In addition to well integrity failures, a large majority of ground and surface water impacts are due to surface releases of chemicals, fracking fluids, and wastewater – like a recent pipeline rupture in North Dakota that resulted in more than 3 million gallons of salty produced water spilling into a nearby stream. We know very little about the broader impact of such spills due to a lack of data on spill numbers and volumes (EPA could only estimate spill frequencies for two states), as well as unknown characteristics of the fluids spilled. More than 1,000 chemicals are used in hydraulic fracturing or returned in wastewater. But in EPA’s limited hazard assessment, key chronic toxicity information was lacking for 87 percent of chemicals identified as associated with hydraulic fracturing. EDF believes the frequency and impact of these spills can be dramatically reduced, but it will require improvements in the way chemicals, frac fluids, and wastewater are reported, stored, transported, and otherwise handled on and off-site.
The oil and gas industry produces more than 800 billion gallons of wastewater every year, and our knowledge of its content, toxicity, and treatability is severely limited. This is especially important given a potential trend toward permitted treatment and disposal of this waste into streams or onto land.

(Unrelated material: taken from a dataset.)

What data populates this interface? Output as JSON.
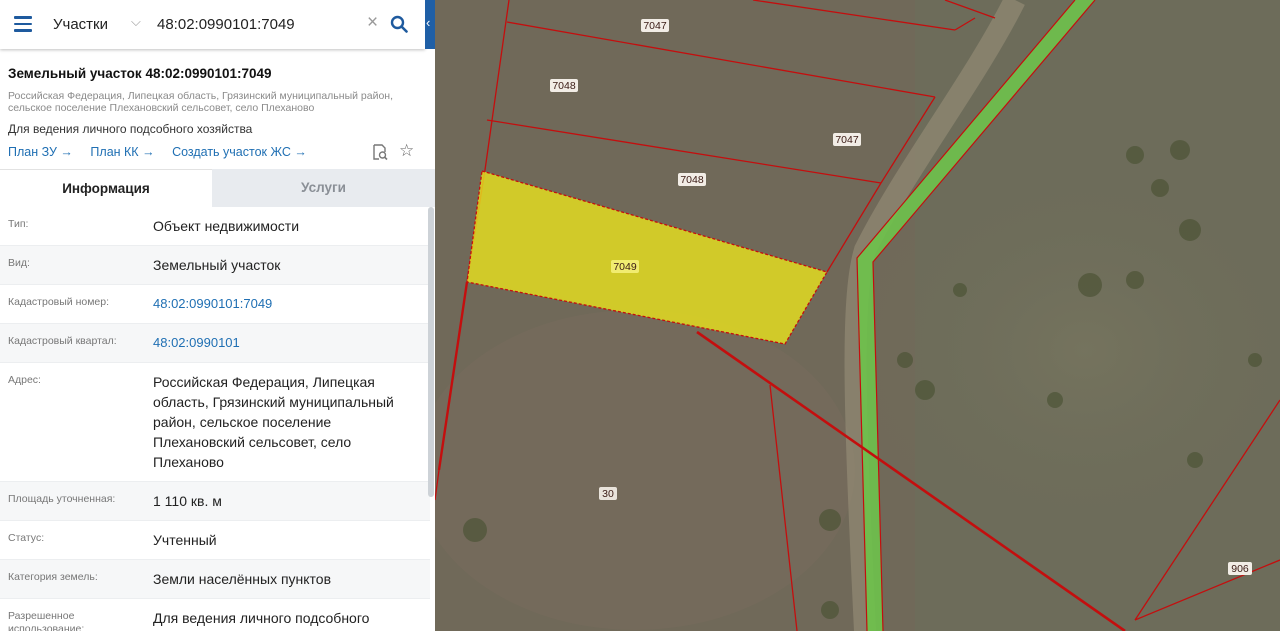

EPA concluded that there was limited information regarding the influents and effluents from facilities that treat wastewater from hydraulic fracturing operations and that improved analysis methods are needed so we can better determine concentrations of chemicals like organics and radionuclides.

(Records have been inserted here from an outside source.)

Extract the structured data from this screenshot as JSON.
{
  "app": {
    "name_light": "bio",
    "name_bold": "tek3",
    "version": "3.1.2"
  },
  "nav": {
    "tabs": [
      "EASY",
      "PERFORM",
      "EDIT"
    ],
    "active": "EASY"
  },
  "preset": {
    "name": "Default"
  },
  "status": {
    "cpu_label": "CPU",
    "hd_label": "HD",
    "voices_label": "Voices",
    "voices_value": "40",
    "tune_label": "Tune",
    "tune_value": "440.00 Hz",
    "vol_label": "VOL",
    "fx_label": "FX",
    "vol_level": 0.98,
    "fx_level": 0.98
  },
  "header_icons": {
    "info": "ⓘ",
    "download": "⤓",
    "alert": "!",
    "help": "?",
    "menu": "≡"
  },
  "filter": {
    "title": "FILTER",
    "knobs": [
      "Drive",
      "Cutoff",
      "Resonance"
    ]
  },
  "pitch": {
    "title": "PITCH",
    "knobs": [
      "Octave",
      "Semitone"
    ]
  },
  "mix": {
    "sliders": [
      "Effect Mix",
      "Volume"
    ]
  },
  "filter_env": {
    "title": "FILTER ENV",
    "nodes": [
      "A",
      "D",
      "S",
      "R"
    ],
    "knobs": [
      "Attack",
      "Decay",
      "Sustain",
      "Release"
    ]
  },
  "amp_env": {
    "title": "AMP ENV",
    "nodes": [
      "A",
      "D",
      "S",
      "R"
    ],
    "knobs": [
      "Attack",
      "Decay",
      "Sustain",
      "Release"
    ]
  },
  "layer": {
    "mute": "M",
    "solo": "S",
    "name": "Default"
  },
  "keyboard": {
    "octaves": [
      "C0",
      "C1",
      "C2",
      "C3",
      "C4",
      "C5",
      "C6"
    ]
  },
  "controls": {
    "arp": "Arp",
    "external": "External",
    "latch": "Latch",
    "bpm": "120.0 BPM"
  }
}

EDF is working to fill those data gaps by launching studies to improve our ability to analyze and effectively treat oil and gas wastewater. Because new treatment and recycling efforts often are being pursued in the name of water conservation, EDF is working to ensure that these practices do not create more environmental risks than they solve.
EPA has provided a comprehensive, authoritative snapshot of what we know and what we don’t about the interplay between hydraulic fracturing activities and water. It is an important but incomplete assessment that, unfortunately, poses more questions than it answers.
More broadly, the report has affirmed the need for a widespread, data-based approach such as the one EDF has taken on this and other issues:
- Get the science right – the data shortcomings highlighted by EPA have sharpened our focus on various scientific areas where our staff can contribute, as we have done with methane emission science.
- Get the rules right – the report underscores the need for a process of continuous improvement, building on growing knowledge and changing technologies to better design and implement existing and emerging industry practices and regulations that can minimize risks to our water resources.
So, where do we go from here? Until we can fill the data gaps revealed by EPA’s water study, we can’t be certain that existing rules and industry practices adequately ensure that hydraulic fracturing and its associated activities are done “safely.” But that doesn’t mean significant progress can’t be made today to reduce risk and address known vulnerabilities with smart policies, like the 2013 work in Texas that cut the incidence of well blowouts nearly in half. EPA’s water study is an important part of the ongoing debate but clearly continued focus on the steps we can take now to protect oil and gas communities from localized impacts, even while we gather more data to further minimize risks, is essential.
Image Sources: Wikipedia, EDF